    decides this expiration time. See §​9.1 Expert parameter maintenance​.)

  10. During this time, any other domain-specific sub-token holders will have the opportunity to stake their tokens as up- or downvotes, using symmetric key encryption3 to hide their

    vote from the other experts. (Figure 4, above.)

  11. When the validation pool ends, voting parties send their decryption keys to reveal up- and

    downvotes. The winning parties will be awarded their staked amounts plus the pro-rata share of the losing party’s stakes. If Bob’s work is validated, he will be paid in tokens in proportion to the ETH staked in his name, and his pro-rata share of the losing party’s token stakes.

In summary, Semada core

1) answers queries about the list of expertises, the list of experts within each expertise, and each expert’s availability stakes

2) answers validation requests, taking as input an ETH fee and the address of an Ethereum post, then

a) distributes the ETH as reputational salaries to the bench

b) opens a new validation pool

c) collects reputation stakes from experts on the pool

New experts

To become a ​new expert​, a public user Alice posts a comment in the forum with a pointer to a previous post in the expertise and adds a fee in her name.
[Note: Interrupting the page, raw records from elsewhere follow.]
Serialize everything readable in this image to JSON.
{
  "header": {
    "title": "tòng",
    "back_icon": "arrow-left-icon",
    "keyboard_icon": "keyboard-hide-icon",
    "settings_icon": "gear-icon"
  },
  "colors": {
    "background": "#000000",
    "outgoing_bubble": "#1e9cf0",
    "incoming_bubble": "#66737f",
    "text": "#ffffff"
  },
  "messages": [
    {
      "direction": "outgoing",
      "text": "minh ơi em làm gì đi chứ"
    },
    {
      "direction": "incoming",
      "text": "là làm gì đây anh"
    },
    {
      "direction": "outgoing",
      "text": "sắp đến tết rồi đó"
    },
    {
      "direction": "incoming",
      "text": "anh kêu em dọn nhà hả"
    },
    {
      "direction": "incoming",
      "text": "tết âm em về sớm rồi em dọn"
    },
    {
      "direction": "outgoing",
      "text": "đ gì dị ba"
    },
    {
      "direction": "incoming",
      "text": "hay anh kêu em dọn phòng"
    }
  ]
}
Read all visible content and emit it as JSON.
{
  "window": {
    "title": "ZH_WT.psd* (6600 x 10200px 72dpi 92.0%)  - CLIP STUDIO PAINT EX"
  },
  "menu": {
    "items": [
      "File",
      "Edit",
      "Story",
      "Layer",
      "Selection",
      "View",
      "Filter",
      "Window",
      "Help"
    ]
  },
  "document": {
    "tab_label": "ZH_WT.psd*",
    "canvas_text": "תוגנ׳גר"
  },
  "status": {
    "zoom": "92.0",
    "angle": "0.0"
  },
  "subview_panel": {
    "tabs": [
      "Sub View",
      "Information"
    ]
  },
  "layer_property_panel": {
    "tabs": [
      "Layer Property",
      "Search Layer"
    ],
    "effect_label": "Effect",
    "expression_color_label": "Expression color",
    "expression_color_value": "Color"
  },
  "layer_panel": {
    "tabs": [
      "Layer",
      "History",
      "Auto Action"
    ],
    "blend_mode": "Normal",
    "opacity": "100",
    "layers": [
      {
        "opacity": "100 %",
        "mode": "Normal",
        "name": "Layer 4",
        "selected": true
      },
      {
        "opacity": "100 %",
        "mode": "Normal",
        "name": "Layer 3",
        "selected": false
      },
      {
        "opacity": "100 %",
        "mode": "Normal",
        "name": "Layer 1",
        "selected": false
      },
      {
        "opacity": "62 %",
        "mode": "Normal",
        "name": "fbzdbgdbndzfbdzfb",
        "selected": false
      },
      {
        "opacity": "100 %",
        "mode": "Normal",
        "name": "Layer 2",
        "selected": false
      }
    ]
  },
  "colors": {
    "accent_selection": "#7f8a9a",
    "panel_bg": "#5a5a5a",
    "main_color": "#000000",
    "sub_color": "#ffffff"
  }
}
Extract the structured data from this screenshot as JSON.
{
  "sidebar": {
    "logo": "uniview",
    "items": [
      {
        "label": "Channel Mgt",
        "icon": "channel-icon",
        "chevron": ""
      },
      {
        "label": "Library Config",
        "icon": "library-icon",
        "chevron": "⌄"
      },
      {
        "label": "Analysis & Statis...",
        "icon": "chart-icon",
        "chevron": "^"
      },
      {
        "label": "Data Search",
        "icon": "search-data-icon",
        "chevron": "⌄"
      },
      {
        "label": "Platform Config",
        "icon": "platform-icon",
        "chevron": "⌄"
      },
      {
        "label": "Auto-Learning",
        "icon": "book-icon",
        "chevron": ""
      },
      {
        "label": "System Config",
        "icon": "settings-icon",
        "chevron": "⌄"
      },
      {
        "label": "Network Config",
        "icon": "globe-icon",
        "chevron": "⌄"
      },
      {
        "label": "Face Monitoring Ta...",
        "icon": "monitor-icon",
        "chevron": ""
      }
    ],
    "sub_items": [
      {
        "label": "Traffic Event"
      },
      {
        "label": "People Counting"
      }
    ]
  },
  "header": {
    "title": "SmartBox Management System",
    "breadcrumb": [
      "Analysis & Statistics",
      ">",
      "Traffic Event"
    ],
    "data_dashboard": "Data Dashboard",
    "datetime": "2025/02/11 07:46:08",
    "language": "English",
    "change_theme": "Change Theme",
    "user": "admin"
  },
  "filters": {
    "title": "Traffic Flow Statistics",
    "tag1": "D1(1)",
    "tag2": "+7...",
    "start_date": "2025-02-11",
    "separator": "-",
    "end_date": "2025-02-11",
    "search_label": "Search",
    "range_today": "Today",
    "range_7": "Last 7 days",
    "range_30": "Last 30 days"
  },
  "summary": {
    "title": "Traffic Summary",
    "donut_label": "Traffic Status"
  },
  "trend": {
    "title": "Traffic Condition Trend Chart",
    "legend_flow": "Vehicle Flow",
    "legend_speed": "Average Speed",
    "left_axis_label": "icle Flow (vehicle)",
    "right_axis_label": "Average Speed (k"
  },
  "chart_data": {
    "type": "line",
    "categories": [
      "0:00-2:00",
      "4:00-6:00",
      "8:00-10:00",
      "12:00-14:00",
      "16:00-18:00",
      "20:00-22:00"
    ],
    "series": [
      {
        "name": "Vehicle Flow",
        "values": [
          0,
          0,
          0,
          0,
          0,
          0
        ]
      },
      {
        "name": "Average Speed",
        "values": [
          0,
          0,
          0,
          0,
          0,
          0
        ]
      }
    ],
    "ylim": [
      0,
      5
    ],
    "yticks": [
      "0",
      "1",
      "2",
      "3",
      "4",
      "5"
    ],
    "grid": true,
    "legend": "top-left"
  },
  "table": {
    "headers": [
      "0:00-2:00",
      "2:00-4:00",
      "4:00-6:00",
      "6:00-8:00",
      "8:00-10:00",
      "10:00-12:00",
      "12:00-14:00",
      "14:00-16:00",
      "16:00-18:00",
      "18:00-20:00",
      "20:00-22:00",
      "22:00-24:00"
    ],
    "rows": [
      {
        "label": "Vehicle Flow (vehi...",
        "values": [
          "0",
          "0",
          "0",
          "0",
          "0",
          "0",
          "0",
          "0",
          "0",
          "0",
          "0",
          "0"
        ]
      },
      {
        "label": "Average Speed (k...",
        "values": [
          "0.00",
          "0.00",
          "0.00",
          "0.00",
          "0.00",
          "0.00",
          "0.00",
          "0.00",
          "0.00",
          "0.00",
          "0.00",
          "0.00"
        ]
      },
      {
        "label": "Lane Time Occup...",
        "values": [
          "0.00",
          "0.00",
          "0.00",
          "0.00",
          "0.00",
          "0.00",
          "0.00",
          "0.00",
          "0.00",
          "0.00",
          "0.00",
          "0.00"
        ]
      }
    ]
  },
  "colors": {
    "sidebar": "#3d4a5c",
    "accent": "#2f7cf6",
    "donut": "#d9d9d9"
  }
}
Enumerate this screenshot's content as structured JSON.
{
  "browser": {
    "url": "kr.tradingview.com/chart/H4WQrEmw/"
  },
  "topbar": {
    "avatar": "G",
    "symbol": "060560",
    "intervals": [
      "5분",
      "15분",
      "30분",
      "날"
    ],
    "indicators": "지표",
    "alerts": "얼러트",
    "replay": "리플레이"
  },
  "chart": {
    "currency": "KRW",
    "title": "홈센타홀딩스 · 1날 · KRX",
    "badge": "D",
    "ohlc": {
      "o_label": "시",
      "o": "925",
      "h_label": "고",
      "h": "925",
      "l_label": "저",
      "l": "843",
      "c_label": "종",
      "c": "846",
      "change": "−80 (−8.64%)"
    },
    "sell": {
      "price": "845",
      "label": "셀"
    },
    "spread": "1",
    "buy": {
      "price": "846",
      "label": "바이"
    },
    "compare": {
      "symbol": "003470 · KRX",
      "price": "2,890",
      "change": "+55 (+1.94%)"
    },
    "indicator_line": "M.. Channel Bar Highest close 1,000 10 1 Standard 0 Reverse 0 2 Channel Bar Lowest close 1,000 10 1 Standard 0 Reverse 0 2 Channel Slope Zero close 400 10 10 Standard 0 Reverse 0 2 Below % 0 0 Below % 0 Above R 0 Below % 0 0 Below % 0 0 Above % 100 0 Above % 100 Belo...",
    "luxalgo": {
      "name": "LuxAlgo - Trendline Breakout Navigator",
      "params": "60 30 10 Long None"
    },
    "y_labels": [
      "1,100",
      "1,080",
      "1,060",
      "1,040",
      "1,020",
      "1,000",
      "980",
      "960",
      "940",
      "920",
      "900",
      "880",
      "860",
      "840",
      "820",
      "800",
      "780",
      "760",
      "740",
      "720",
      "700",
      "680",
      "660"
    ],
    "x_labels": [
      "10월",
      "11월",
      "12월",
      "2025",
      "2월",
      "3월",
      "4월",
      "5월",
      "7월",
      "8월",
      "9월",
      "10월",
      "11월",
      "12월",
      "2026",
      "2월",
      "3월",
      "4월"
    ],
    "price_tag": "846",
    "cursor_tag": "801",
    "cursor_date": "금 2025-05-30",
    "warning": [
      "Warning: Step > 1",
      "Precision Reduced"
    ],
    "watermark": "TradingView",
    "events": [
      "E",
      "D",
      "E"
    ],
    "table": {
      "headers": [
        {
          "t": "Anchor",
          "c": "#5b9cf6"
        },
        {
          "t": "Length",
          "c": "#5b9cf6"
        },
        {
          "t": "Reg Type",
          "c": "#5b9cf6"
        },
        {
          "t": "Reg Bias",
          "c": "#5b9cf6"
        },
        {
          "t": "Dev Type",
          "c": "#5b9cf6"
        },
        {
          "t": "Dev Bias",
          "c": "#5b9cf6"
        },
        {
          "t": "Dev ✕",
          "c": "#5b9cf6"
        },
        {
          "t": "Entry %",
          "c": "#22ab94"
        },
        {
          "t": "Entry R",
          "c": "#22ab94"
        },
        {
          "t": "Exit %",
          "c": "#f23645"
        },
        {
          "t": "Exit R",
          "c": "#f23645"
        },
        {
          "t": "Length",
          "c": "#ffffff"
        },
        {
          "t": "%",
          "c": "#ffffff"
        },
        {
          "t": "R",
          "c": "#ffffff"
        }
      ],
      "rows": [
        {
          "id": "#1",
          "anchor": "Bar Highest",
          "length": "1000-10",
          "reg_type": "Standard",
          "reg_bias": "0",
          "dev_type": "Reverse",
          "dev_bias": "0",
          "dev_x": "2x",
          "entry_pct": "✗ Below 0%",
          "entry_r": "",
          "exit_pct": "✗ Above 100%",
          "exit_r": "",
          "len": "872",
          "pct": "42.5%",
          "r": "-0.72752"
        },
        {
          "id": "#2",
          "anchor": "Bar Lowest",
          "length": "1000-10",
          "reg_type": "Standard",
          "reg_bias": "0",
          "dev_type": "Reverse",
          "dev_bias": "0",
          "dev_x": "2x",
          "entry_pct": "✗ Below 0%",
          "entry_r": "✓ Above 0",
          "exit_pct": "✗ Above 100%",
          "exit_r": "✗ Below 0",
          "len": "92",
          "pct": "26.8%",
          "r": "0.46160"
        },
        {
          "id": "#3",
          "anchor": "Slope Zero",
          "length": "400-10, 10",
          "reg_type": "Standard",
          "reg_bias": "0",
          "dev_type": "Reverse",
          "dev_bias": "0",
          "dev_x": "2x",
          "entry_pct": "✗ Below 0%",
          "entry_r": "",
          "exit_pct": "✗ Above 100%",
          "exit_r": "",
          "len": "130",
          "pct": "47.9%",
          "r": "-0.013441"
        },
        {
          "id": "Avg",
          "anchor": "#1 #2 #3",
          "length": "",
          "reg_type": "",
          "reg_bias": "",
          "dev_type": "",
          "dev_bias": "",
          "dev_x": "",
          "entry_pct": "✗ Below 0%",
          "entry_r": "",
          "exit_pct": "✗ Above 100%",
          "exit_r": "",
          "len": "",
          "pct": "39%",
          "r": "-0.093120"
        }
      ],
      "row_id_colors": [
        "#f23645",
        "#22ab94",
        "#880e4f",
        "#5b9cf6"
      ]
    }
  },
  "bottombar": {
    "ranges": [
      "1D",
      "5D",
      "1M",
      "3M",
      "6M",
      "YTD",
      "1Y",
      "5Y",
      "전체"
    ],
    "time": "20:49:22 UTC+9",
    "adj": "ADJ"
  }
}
Following the protocol for whenever a fee is added to the platform, new tokens in the expertise tag are minted. Half the new tokens are staked for Alice; half are staked against. Experts evaluate her post by staking their reputation in the betting pool. If Alice’s comment wins, she is vested by the validation pool with reputation in the expertise linked to Alice’s pseudonymous public key identifier, and she becomes a new expert. If Alice’s comment loses, she loses all her reputation in the expertise and returns to the public.

The 50/50 stake guarantees a new expert cannot simply buy expertise, as the previous experts have complete power to decide whether the new expert has contributed positively to the platform.

New expertises

To create a ​new expertise tag​, a public user Adam posts a new root comment in the forum and adds a fee in his name. The system then follows protocol, automatically vesting Adam with reputation in the new expertise tag. Specifically, new sem tokens are minted in the amount of the fee chosen. Half the new tokens are staked for Adam; half are staked against. Since no other experts exist to evaluate the post, the Adam’s comment wins the tie, and he is vested by the betting pool with reputation in the expertise.

Adam then has complete power to add further posts linked to this to the forum, improving the expertise tag with mission statements, protocols, evidence of expertise, and advertisement, to encourage new experts to join and eventually attract public fees for off platform expert work. Adam has complete power to accept or reject the second expert to join the expertise’s bench.

The forum will serve as a testing ground and evolutionary ecosystem for proving good practices within each expertise. In particular, to encourage public use of the expertise, smart contracting template code should be suggested by experts and continually subjected to the improving process of critical comments. Policies, evidence of experience, evidence of successful work, and advertisement for services will also be continually added and improved in the forum.